Dr Bloomfield spoke with NZ Cricket chief executive David White while there, and was lobbied about the Black Caps getting Covid-19 vaccine doses. He has since denied he made any promises.

"I think if someone raises a question mark over travel and vaccinations, I don’t immediately take the view that anyone had any ill intent with that, certainly not Dr Bloomfield," Ardern said. 

'I was incorrect' — Ashley Bloomfield admits he was wrong to accept invitation to NZ cricket match

Covid-19 Response Minister Chris Hipkins said he did not "necessarily think it's a problem for him to go to the cricket".

"I have absolute trust in his professional integrity."

Dr Bloomfield put out a statement today, saying he was incorrect in previously stating he went to Wellington's Sky Stadium in a private capacity. 

NZ Cricket lobbied Bloomfield at T20 for Black Caps to be made Covid vaccine priority

"As I clarified earlier yesterday, I am in the role of the Director-General of Health every day," Dr Bloomfield wrote in the statement. 

"I recognise that the invitation was extended to me because I am in that position. It is important that I avoid any potential for perception of a conflict of interest or personal benefit.

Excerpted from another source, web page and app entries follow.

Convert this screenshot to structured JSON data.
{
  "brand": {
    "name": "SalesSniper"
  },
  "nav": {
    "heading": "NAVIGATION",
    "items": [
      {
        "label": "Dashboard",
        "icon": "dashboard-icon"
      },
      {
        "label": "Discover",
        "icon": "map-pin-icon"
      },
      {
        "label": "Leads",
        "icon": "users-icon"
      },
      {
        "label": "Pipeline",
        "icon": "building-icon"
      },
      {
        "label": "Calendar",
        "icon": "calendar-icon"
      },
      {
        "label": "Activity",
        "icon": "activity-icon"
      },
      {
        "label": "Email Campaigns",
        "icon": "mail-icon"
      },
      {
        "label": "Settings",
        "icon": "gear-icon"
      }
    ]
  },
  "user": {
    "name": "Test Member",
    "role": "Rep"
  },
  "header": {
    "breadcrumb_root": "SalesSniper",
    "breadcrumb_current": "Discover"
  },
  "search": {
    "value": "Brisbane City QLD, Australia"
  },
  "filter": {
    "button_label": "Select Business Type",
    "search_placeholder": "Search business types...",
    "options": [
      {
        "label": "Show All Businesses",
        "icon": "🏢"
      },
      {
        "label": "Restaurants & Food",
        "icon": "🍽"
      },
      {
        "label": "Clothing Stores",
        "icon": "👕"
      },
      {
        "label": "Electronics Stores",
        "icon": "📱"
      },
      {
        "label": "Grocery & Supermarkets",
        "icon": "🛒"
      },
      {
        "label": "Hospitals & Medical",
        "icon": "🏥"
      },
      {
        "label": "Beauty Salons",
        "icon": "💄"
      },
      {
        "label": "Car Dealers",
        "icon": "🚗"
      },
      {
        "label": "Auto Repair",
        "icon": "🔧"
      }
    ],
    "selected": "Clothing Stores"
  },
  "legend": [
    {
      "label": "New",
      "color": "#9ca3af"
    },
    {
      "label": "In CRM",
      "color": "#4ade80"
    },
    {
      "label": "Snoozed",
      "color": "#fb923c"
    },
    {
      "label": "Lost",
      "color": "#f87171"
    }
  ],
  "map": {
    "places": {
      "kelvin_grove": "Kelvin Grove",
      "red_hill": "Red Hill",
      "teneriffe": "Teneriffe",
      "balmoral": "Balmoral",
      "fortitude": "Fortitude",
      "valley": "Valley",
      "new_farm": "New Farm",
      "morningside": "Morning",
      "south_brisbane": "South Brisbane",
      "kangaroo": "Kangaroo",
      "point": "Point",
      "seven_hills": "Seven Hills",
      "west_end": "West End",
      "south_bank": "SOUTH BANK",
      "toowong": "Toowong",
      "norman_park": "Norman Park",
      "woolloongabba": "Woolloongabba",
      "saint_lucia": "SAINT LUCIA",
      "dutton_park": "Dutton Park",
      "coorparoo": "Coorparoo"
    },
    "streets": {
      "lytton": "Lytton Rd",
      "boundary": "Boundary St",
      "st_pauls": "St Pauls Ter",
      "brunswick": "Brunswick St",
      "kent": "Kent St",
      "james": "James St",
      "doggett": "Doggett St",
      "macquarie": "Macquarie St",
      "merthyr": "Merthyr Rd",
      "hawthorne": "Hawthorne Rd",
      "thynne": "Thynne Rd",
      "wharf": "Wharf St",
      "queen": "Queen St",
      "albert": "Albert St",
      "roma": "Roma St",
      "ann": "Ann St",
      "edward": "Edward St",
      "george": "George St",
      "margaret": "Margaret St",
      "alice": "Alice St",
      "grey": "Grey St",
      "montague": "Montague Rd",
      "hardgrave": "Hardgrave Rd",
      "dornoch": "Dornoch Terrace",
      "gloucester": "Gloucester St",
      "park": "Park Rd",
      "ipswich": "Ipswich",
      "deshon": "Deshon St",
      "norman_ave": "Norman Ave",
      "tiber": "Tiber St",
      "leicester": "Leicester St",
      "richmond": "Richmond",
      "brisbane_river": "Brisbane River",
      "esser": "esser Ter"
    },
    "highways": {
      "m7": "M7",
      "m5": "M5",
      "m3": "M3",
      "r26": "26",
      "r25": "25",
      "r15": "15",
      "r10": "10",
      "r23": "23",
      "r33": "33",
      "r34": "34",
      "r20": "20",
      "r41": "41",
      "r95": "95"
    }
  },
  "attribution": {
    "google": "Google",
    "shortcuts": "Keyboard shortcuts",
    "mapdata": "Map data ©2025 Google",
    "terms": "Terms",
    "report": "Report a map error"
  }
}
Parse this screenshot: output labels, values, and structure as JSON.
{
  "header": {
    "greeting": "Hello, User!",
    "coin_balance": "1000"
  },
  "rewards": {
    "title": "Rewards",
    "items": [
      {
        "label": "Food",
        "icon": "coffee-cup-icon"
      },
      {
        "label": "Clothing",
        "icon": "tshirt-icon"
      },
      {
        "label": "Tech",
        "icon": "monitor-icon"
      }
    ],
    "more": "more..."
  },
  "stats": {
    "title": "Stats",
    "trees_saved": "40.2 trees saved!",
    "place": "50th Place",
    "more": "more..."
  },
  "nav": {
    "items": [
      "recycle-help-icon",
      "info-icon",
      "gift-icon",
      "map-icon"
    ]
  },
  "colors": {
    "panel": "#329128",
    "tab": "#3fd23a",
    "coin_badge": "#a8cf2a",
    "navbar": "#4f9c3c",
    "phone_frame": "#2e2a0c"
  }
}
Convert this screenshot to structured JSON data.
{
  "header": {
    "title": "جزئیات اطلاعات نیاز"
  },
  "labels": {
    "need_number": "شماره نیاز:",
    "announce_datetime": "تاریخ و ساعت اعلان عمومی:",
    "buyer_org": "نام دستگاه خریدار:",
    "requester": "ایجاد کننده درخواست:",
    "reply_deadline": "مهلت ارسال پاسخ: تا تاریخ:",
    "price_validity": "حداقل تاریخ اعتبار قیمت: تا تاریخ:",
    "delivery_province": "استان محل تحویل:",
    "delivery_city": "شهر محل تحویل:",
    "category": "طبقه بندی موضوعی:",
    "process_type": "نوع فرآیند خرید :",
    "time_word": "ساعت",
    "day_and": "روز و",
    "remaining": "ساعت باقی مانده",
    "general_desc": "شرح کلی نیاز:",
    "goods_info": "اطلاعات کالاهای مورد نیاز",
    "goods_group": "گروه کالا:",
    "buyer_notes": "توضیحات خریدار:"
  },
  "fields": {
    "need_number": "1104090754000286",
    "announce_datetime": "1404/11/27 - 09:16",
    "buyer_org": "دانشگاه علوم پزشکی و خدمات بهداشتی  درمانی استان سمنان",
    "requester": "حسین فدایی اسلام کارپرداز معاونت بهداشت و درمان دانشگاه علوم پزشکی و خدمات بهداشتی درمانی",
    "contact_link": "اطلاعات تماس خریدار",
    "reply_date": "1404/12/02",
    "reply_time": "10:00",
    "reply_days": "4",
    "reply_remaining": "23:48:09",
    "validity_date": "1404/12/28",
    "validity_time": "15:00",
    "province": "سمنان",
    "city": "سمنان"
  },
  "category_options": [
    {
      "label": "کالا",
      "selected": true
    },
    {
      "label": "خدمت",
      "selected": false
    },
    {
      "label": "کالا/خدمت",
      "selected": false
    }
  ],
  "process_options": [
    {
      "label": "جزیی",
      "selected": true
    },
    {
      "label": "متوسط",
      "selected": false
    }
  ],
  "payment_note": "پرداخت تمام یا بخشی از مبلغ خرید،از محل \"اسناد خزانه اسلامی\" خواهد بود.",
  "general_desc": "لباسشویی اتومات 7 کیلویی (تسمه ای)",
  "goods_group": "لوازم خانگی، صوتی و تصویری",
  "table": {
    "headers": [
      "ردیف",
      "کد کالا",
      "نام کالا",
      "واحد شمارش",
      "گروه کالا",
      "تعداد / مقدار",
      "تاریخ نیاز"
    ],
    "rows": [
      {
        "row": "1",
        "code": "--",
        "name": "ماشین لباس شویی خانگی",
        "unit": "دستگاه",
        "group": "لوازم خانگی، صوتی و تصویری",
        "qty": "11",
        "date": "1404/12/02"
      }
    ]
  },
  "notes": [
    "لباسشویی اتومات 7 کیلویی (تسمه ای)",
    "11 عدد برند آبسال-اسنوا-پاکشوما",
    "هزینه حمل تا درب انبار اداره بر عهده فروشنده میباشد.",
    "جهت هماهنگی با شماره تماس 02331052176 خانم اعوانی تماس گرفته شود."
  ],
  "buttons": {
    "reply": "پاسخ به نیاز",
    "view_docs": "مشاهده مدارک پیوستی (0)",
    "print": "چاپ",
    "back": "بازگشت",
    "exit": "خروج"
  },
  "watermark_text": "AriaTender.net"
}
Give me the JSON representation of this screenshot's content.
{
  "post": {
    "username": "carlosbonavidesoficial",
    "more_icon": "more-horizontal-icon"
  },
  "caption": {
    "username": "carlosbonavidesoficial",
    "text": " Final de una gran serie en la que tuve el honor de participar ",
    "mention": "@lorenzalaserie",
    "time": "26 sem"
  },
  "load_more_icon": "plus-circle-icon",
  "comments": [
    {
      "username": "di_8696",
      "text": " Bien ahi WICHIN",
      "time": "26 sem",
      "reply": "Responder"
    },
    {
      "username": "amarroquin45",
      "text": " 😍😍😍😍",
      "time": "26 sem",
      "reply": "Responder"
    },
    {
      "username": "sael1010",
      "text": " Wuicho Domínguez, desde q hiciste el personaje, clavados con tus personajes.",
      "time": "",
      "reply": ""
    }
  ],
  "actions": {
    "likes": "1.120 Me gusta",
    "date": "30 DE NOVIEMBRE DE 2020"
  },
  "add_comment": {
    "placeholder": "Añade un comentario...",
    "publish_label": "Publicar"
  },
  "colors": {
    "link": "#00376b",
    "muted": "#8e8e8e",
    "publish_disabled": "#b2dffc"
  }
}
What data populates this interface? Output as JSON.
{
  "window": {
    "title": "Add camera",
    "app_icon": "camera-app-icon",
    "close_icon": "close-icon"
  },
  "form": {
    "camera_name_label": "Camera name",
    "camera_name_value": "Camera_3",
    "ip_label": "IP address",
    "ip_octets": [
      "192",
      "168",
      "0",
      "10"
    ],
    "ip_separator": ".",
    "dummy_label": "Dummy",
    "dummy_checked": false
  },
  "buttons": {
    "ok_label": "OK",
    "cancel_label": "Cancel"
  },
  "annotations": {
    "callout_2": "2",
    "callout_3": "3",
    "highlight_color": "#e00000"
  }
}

"I thought I was acting within the Public Service Commission Guidelines on Chief Executive Gifts, Benefits and Expenses guidelines. On re-reading the guidelines, I now accept that declaring the complimentary tickets to the game on a gift register was insufficient and that they should have been refused, as they will be from now on.

"I have clarified this with the Public Service Commissioner. I have donated the price of the tickets, and also the price of tickets to two Hurricanes games last year (also previously declared), to Wellington City Mission."

Public Service Commissioner Peter Hughes said that "Dr Bloomfield has clarified the situation, which is the right thing to do, and as far as I'm concerned that is the end of the matter".